Directions :: Below are some records; output all of them exactly.

====

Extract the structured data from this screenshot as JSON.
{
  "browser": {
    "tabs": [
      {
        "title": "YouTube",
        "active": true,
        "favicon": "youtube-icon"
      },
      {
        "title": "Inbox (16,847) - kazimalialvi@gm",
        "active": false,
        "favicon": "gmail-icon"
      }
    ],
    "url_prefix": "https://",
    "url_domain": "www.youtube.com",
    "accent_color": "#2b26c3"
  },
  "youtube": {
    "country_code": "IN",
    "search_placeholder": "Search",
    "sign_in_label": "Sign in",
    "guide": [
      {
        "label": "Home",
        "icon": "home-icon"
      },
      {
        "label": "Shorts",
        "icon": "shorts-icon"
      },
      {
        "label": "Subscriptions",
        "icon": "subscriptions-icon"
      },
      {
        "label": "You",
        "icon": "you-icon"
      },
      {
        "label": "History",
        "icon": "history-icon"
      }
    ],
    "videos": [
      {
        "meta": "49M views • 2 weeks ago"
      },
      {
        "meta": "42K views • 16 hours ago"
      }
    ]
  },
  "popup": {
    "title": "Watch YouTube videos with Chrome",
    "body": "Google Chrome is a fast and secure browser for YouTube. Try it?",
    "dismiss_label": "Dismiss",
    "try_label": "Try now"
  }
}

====

Solution ::
Extract the structured data from this screenshot as JSON.
{
  "browser": {
    "tabs": [
      {
        "title": "YouTube",
        "active": true,
        "favicon": "youtube-icon"
      },
      {
        "title": "Inbox (16,847) - kazimalialvi@gm",
        "active": false,
        "favicon": "gmail-icon"
      }
    ],
    "url_prefix": "https://",
    "url_domain": "www.youtube.com",
    "accent_color": "#2b26c3"
  },
  "youtube": {
    "country_code": "IN",
    "search_placeholder": "Search",
    "sign_in_label": "Sign in",
    "guide": [
      {
        "label": "Home",
        "icon": "home-icon"
      },
      {
        "label": "Shorts",
        "icon": "shorts-icon"
      },
      {
        "label": "Subscriptions",
        "icon": "subscriptions-icon"
      },
      {
        "label": "You",
        "icon": "you-icon"
      },
      {
        "label": "History",
        "icon": "history-icon"
      }
    ],
    "videos": [
      {
        "meta": "49M views • 2 weeks ago"
      },
      {
        "meta": "42K views • 16 hours ago"
      }
    ]
  },
  "popup": {
    "title": "Watch YouTube videos with Chrome",
    "body": "Google Chrome is a fast and secure browser for YouTube. Try it?",
    "dismiss_label": "Dismiss",
    "try_label": "Try now"
  }
}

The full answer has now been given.